The usual characters were on top form as always; Simon was his usual straight talking and direct self and Charlie’s unique relationship with Simon and their interactions still amuses me, as do the other detectives that make up the regular cast.

This wasn’t, in my opinion, my favourite of her brilliant Simon Waterhouse novels (as the standard is so high) but it was certainly another enjoyable, intriguing read from one of my favourite authors, and it did not disappoint!

Rating: 4/5 Have you read this novel or any other of Sophie Hannah’s books? What did you think?

The Final Minute by Simon Kernick

The Final Minute- a first class thriller!

The Final Minute

The Final Minute by Simon Kernick is a fast paced novel with a wide range of different, interesting characters that combines action with suspense.
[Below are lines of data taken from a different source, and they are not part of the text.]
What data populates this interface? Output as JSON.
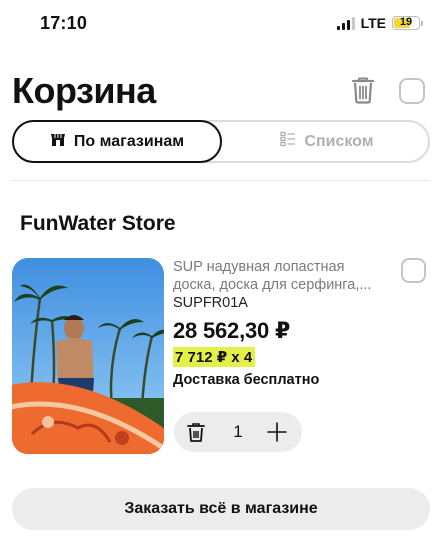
{
  "status_bar": {
    "time": "17:10",
    "network": "LTE",
    "battery": "19",
    "battery_color": "#f1d935"
  },
  "header": {
    "title": "Корзина",
    "icons": [
      "trash-icon",
      "select-all-checkbox"
    ]
  },
  "view_toggle": {
    "options": [
      {
        "label": "По магазинам",
        "icon": "shop-icon",
        "active": true
      },
      {
        "label": "Списком",
        "icon": "list-icon",
        "active": false
      }
    ]
  },
  "store": {
    "name": "FunWater Store",
    "items": [
      {
        "title": "SUP надувная лопастная доска, доска для серфинга,...",
        "sku": "SUPFR01A",
        "price": "28 562,30 ₽",
        "unit_price": "7 712 ₽ x 4",
        "delivery": "Доставка бесплатно",
        "quantity": "1"
      }
    ],
    "order_button": "Заказать всё в магазине"
  },
  "colors": {
    "highlight": "#e4f04a",
    "pill_bg": "#ececec",
    "muted_text": "#7a7a7a"
  }
}
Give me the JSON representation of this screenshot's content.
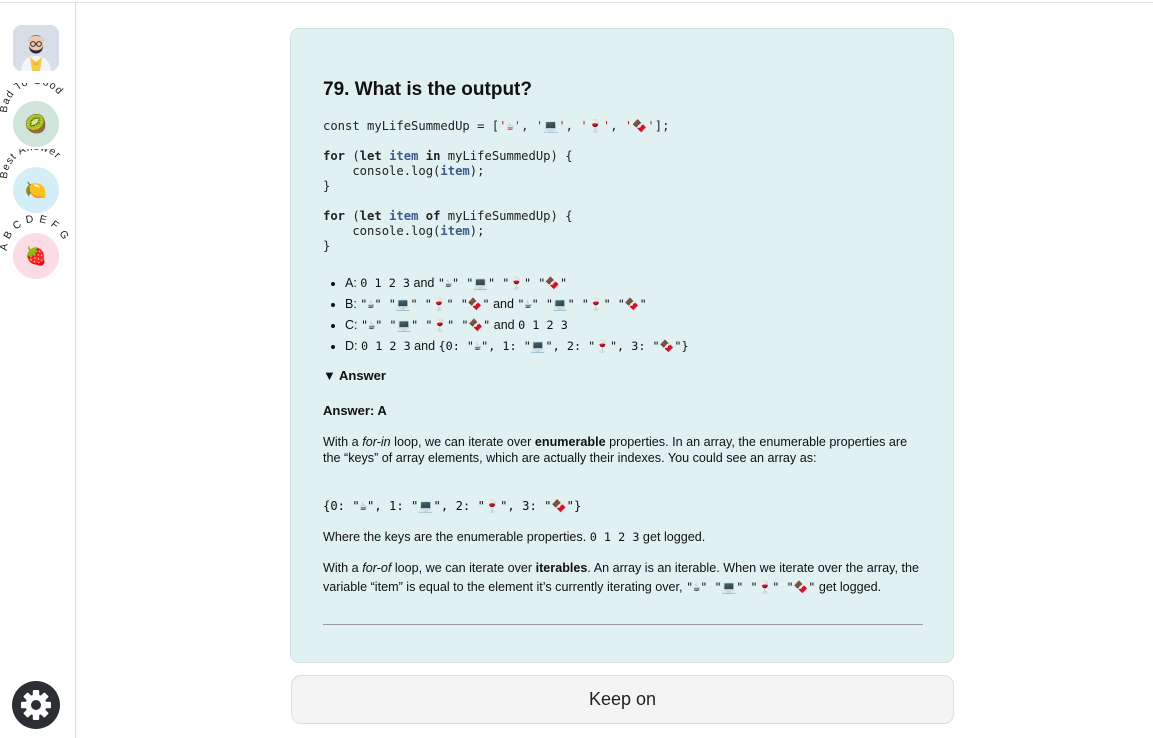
{
  "sidebar": {
    "nav": [
      {
        "label": "Bad To Good",
        "icon": "kiwi-icon",
        "glyph": "🥝",
        "bg": "#cfe5da"
      },
      {
        "label": "Best Answer",
        "icon": "lemon-icon",
        "glyph": "🍋",
        "bg": "#d3eef6"
      },
      {
        "label": "A B C D E F G",
        "icon": "strawberry-icon",
        "glyph": "🍓",
        "bg": "#fbdbe4"
      }
    ]
  },
  "question": {
    "title": "79. What is the output?",
    "code_line1_a": "const myLifeSummedUp = [",
    "code_line1_items": [
      "'☕'",
      "'💻'",
      "'🍷'",
      "'🍫'"
    ],
    "code_line1_b": "];",
    "options": [
      {
        "prefix": "A: ",
        "mono1": "0 1 2 3",
        "mid": " and ",
        "mono2": "\"☕\" \"💻\" \"🍷\" \"🍫\""
      },
      {
        "prefix": "B: ",
        "mono1": "\"☕\" \"💻\" \"🍷\" \"🍫\"",
        "mid": " and ",
        "mono2": "\"☕\" \"💻\" \"🍷\" \"🍫\""
      },
      {
        "prefix": "C: ",
        "mono1": "\"☕\" \"💻\" \"🍷\" \"🍫\"",
        "mid": " and ",
        "mono2": "0 1 2 3"
      },
      {
        "prefix": "D: ",
        "mono1": "0 1 2 3",
        "mid": " and ",
        "mono2": "{0: \"☕\", 1: \"💻\", 2: \"🍷\", 3: \"🍫\"}"
      }
    ]
  },
  "answer": {
    "toggle": "▼ Answer",
    "heading": "Answer: A",
    "p1_a": "With a ",
    "p1_em": "for-in",
    "p1_b": " loop, we can iterate over ",
    "p1_strong": "enumerable",
    "p1_c": " properties. In an array, the enumerable properties are the “keys” of array elements, which are actually their indexes. You could see an array as:",
    "obj": "{0: \"☕\", 1: \"💻\", 2: \"🍷\", 3: \"🍫\"}",
    "p2_a": "Where the keys are the enumerable properties. ",
    "p2_mono": "0 1 2 3",
    "p2_b": " get logged.",
    "p3_a": "With a ",
    "p3_em": "for-of",
    "p3_b": " loop, we can iterate over ",
    "p3_strong": "iterables",
    "p3_c": ". An array is an iterable. When we iterate over the array, the variable “item” is equal to the element it’s currently iterating over, ",
    "p3_mono": "\"☕\" \"💻\" \"🍷\" \"🍫\"",
    "p3_d": " get logged."
  },
  "footer": {
    "keep_on": "Keep on"
  }
}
‘It’s night, and I’m in a strange house.

The lights are on, and and I’m standing outside a half-open door.

Feeling a terrible sense of forboding, I walk slowly inside.
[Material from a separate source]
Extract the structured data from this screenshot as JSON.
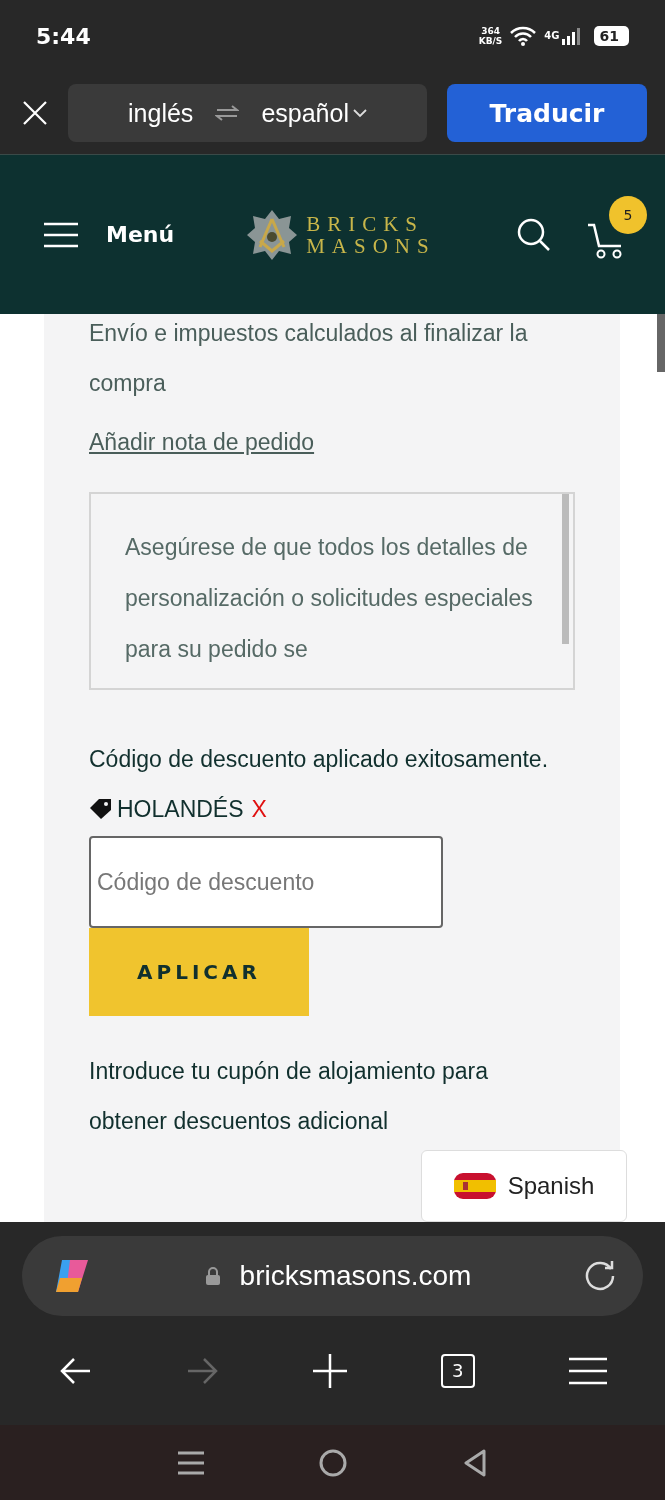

And then I see her.

A woman lying sprawled across a huge double bed.

She’s dead. There’s blood everywhere.

And the most terrifying thing of all is that I think her killer might be me …’
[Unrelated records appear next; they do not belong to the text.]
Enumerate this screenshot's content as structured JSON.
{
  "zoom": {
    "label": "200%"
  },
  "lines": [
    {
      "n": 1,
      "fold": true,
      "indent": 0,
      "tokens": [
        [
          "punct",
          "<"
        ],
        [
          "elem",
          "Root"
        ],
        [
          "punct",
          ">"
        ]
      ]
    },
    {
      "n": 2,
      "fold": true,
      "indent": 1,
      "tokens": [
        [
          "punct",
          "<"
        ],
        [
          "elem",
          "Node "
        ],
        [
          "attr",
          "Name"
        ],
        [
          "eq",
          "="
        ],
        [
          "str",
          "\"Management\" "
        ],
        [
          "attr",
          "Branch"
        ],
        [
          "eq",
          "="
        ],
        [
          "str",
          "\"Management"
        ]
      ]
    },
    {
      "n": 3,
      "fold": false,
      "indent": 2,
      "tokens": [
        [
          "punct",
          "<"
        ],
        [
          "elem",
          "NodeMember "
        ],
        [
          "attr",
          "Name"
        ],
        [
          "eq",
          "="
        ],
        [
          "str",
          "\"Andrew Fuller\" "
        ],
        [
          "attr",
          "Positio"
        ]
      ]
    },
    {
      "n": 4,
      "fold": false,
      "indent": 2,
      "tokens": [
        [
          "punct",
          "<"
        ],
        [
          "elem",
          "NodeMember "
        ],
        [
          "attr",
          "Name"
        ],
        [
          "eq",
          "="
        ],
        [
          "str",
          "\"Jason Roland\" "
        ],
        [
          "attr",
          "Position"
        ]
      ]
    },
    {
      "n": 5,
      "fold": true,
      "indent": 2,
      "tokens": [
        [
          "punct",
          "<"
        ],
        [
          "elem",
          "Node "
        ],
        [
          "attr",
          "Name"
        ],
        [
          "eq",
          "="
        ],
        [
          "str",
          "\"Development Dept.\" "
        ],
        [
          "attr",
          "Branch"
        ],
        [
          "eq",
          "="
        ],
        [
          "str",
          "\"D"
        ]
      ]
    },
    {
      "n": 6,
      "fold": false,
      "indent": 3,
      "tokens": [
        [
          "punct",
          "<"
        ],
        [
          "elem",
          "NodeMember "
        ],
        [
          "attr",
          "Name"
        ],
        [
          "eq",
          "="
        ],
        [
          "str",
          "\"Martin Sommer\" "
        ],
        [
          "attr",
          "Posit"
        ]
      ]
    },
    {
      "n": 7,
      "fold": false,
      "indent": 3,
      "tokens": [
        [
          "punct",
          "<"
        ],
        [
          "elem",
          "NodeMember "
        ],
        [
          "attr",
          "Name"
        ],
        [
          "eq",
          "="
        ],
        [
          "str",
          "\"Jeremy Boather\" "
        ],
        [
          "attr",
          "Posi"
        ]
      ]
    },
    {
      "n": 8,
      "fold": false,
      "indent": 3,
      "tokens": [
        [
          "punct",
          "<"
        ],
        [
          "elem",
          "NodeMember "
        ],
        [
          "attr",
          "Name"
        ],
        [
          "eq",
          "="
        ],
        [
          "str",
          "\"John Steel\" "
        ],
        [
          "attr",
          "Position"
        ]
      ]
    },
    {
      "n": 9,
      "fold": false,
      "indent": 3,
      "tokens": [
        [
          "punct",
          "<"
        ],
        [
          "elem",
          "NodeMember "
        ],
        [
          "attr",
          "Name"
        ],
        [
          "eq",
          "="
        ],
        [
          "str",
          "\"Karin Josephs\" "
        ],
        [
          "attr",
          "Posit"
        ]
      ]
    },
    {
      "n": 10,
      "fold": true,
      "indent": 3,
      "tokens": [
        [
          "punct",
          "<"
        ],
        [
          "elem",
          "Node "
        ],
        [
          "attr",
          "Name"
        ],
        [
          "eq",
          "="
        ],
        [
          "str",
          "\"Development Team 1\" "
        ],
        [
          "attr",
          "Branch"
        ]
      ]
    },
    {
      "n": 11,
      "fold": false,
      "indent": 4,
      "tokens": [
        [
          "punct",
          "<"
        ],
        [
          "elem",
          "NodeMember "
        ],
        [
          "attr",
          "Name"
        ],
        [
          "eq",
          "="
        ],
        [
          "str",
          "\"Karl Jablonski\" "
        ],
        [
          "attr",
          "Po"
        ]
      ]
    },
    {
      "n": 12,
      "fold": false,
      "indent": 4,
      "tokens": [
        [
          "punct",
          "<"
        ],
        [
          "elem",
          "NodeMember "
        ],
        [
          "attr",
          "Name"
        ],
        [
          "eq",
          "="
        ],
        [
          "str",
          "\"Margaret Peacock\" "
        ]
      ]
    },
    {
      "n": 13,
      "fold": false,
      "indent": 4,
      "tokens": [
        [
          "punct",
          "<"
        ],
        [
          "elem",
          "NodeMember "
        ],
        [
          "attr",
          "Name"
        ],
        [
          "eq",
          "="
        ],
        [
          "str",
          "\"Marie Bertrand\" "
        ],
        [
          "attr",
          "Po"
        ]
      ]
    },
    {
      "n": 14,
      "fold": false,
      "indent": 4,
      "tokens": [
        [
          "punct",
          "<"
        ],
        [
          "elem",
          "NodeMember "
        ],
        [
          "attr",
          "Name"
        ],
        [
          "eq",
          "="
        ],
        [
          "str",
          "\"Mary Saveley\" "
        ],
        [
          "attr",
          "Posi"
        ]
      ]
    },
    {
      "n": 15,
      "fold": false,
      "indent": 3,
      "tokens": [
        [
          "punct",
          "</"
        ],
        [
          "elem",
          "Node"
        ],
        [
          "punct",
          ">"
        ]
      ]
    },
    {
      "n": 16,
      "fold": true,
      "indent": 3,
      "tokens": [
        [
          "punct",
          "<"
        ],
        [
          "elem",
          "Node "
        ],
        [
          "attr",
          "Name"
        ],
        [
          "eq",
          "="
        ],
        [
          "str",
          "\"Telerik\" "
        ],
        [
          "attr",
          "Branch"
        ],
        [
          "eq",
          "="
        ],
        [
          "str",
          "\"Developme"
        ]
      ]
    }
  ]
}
A traumatic car-crash. A man with no memory, haunted by nightmares.

When the past comes calling in the most terrifying way imaginable, Matt Barron is forced to turn to the one person who can help.

Ex Met cop, turned private detective, Tina Boyd.

Soon they are both on the run…


The Final Minute by Simon KernickThe novel is really easy to read and although a lot happens it wasn’t too hard to follow, and so I raced through it!

The story seems to focus more on Matt Barron, the guy who has lost his memory and is being chased down by ‘questionable’ characters, than Tina Boyd who is the main detective that this new series is about.

The character development was really good; I actually didn’t feel like we really learnt much about Tina Boyd as a detective, only snippets from her past but I suppose this is setting the future books up to reveal more about her character as the series goes on. I also gather that she has appeared in previous books by Simon Kernick and so is semi-established, and therefore I imagine those who have read these novels already know a little more about her, but she now has her own series (of which this is the first book!). Tina seems like quite a maverick and continues to help Matt even though she knew his history and that he had done questionable things, and it was quite refreshing to read about a dynamic, talented female ex-detective.

Also interesting is the way the novel makes you doubt the main character Matt, who seems to have had a shady past. Kernick makes you wonder sometimes if he’s actually a good guy or not, but ultimately you are rooting for him to survive until the end of the novel, which at times seems less than certain! Kernick makes you think though about the fact that people can make mistakes but if they’ve served their time the question is whether you should just forget about their past issues?

You read the story from different perspectives which I really enjoyed; it jumps mainly between Matt and Tina’s narratives but we also see some of what the ‘baddies’ are doing which really keeps the reader on their toes throughout.

I would recommend this novel to those who already love thrillers and also to anyone wanting to get into this genre- it’s fast paced and exciting whilst also being well-written; it doesn’t veer into trashy like (in my opinion) many other books in this genre tend to do an awful lot!


Rating: 4/5